“[The fire] was in the middle of that heat wave and some of the firefighters were in full uniform,” Ms. Saunders said. “We’ve been here a long time and they came out for us, and it’s nice to be able to say thank you.”

ryoung@timesreview.com

09/05/13 12:00pm
09/05/2013 12:00 PM

CARRIE MILLER PHOTO | There were plenty of wines available at the Harvest East End celebration Aug. 24 at McCall Wines in Cutchogue.

The fourth annual celebration of Long Island Wine Country, known as Harvest East End, raised close to $50,000 for its beneficiaries: East End Hospice, Group for the East End and the Peconic Land Trust, as well as the Long Island Farm Bureau Promotion & Education Foundation, according to a press release.

The event, organized by the Long Island Wine Council with support from Merliance, celebrated wine country’s 40th anniversary and brought more than 1,300 people to McCall Vineyard & Ranch in Cutchogue Aug. 24.

It was the first time the event was held on the North Fork. Governor Andrew Cuomo attended the event and presented McCall Wines owner Russ McCall with a plaque for a “Winery of the Year” award, which he won at the 2013 New York Wine & Food Classic.

SEE MORE PHOTOS FROM HARVEST EAST END

Senator Ken LaValle and Assemblyman Fred Thiele also made an appearance.

Officials premiered a 30-second commercial promoting wine production in New York State. The spot is expected to run this fall throughout the region.

This year’s event surpassed last years fundraising total by close to $4,000, according to the release.
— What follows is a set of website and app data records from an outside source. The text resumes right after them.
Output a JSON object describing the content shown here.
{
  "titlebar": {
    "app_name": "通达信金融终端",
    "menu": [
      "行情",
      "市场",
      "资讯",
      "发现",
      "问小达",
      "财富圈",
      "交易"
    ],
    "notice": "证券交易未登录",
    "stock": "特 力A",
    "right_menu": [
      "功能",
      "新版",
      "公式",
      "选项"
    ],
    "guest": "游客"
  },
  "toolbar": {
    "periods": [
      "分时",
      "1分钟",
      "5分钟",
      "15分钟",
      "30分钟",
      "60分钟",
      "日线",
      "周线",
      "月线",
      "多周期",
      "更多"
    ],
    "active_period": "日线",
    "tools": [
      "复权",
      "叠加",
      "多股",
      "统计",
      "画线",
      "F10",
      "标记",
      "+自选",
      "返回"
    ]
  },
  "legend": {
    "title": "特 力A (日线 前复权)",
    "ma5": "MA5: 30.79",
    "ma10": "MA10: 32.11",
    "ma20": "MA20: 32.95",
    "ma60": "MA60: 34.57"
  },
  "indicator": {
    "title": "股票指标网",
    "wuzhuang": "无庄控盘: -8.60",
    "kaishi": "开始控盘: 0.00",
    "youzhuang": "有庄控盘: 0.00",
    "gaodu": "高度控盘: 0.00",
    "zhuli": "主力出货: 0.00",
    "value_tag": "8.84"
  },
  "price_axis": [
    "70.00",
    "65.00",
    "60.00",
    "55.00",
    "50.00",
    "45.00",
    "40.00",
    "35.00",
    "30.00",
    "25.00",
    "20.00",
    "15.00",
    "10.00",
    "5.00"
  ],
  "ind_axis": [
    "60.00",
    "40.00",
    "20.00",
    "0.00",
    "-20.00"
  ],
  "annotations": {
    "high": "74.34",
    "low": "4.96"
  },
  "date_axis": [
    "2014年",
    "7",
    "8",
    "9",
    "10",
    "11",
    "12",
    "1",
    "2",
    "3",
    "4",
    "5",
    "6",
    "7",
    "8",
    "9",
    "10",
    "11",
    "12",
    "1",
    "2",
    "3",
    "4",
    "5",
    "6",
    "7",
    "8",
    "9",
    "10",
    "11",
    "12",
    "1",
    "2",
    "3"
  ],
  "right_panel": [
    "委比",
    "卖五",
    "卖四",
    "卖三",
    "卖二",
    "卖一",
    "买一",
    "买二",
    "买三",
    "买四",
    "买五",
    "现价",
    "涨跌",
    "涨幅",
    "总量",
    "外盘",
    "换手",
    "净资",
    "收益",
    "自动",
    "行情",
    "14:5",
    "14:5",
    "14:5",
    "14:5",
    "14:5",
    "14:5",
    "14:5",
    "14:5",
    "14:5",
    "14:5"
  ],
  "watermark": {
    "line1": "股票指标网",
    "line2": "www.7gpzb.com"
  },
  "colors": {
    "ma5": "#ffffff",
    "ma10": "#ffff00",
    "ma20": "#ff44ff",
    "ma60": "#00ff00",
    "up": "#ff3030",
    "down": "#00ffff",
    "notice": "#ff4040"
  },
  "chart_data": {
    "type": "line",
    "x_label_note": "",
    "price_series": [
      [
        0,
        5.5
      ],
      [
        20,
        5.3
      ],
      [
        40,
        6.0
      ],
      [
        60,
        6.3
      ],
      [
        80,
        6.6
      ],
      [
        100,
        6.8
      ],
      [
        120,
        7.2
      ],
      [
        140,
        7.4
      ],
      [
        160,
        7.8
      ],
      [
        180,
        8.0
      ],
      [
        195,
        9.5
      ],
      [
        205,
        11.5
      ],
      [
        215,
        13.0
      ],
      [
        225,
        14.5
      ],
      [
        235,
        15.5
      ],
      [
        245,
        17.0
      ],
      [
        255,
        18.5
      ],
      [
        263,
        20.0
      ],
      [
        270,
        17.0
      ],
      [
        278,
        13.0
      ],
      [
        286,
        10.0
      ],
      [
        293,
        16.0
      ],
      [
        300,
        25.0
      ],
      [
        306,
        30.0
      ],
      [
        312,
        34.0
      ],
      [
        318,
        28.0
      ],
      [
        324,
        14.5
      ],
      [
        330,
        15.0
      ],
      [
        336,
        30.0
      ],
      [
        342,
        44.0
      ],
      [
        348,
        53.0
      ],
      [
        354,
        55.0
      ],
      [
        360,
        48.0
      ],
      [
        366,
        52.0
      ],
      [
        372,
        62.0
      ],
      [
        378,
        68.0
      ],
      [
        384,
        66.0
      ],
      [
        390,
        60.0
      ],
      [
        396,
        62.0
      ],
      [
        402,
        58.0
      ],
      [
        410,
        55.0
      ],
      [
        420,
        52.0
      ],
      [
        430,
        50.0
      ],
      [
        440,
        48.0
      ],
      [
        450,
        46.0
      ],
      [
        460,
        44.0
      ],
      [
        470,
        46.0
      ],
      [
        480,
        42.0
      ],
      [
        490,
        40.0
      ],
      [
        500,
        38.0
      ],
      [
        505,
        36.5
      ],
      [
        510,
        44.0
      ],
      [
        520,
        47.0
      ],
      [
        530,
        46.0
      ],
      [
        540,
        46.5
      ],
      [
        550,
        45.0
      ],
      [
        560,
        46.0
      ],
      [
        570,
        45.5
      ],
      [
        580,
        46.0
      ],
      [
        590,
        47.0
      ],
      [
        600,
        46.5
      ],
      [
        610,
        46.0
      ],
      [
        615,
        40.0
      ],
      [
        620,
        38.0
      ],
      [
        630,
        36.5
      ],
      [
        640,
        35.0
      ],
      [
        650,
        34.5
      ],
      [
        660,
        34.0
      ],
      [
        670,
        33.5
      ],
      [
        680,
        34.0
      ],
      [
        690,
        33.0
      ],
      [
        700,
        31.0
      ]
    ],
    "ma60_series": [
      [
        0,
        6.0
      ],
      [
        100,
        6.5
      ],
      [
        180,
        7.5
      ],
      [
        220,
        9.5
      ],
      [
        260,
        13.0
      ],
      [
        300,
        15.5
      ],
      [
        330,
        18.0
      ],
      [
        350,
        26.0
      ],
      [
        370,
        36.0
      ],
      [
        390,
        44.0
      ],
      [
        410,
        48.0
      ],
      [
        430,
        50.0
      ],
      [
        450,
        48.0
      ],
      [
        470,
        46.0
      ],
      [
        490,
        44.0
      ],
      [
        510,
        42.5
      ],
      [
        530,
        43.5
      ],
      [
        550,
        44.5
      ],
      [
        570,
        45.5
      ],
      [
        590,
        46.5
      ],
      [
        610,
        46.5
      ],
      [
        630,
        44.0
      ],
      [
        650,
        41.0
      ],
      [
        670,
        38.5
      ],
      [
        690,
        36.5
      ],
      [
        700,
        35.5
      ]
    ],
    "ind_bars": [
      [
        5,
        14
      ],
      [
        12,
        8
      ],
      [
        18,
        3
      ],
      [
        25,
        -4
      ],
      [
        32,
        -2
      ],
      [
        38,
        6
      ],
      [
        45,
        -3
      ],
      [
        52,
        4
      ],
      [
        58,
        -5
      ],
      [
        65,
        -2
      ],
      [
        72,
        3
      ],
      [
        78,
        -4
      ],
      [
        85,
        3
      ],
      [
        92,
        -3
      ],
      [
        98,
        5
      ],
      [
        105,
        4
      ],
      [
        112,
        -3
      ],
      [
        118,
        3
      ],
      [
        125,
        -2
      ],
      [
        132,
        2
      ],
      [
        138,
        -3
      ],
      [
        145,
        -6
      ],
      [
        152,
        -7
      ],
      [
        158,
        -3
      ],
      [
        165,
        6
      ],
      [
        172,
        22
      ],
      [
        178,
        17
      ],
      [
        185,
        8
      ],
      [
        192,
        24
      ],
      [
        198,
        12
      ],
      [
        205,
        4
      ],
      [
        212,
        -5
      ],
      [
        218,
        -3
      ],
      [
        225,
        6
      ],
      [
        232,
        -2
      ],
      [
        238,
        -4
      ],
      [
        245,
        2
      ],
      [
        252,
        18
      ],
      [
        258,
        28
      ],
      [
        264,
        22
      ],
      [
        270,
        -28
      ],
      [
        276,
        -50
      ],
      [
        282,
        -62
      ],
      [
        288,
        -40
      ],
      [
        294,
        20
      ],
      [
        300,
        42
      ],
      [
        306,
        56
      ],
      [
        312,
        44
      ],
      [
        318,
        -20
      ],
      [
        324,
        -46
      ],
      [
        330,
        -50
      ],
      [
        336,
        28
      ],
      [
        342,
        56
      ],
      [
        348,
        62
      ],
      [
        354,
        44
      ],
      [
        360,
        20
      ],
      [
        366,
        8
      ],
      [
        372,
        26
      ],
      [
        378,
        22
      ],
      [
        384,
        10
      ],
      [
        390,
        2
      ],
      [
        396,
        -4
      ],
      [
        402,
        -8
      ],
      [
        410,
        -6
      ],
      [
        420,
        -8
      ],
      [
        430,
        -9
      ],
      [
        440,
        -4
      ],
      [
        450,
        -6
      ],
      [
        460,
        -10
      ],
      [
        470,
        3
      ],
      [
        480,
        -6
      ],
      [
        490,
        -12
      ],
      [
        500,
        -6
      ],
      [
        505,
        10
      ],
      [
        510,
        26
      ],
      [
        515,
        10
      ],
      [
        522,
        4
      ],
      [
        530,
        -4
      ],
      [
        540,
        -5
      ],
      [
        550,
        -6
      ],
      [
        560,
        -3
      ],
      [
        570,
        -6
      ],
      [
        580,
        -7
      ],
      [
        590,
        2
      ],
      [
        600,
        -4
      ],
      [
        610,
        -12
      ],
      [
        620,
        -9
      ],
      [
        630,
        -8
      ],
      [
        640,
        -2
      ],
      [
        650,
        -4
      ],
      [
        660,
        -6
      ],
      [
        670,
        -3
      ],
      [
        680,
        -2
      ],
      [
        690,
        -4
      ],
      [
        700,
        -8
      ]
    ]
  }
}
“There is a reason why so many of Long Island’s wines earn premium scores by our reviewers,” said Adam Strum, Editor & Publisher of Wine Enthusiast Magazine, which helped sponsor the event. “The wines of this region are distinct and delicious, elegant and eminently food-friendly. Long Island definitely is a wine region to watch.”
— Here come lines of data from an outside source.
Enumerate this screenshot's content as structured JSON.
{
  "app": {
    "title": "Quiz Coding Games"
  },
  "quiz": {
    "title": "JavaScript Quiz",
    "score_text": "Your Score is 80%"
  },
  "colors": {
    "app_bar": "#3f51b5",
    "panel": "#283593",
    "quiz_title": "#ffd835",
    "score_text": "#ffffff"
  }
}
cmiller@timesreview.com

08/13/13 2:30pm

DAWN WATSON PHOTO COURTESY OF THE SOUTHAMPTON PRESS| The scene at the 2012 Harvest East End. The event moves to Cutchogue for the first time this year.

We’re raffling off two tickets to Harvest East End and you have less than two days to enter the contest on northforker.com.

The event features 42 wineries and 34 restaurants helping to celebrate 40 years of Long Island winemaking. The event benefits East End Hospice, Group for the East End, The Peconic Land Trust and the Long Island Farm Bureau Promotion and Education Foundation.

Harvest East End takes place Aug. 24 from 7 to 9:30 p.m. at McCall Vineyards.

 

Click here to view the instructions and enter the raffle.